EXERCISE DETAILS:
State the number of lines in the following data that contain the string "this", and nothing else.

RECORDED DATA:
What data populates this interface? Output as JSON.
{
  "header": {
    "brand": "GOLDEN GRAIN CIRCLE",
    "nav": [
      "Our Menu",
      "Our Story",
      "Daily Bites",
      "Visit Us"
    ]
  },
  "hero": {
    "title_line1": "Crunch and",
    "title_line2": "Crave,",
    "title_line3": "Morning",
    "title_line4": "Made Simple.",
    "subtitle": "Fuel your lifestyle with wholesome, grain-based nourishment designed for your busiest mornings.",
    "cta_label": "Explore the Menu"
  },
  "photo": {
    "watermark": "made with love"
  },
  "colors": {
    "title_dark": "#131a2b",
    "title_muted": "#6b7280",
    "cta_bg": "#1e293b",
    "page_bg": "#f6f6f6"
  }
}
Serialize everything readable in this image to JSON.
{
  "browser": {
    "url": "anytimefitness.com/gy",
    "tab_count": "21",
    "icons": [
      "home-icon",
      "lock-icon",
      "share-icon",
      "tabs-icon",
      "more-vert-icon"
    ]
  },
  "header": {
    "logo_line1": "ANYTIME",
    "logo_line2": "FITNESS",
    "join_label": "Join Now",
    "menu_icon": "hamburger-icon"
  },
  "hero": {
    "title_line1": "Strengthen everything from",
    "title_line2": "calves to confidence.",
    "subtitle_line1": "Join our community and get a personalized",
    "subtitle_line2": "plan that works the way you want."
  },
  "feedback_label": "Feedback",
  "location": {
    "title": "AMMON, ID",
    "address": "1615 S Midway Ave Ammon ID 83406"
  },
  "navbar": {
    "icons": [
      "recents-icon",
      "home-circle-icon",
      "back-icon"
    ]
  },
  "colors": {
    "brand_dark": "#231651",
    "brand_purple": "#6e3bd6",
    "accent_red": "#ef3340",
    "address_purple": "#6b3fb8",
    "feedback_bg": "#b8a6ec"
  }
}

EXPECTED ANSWER:
2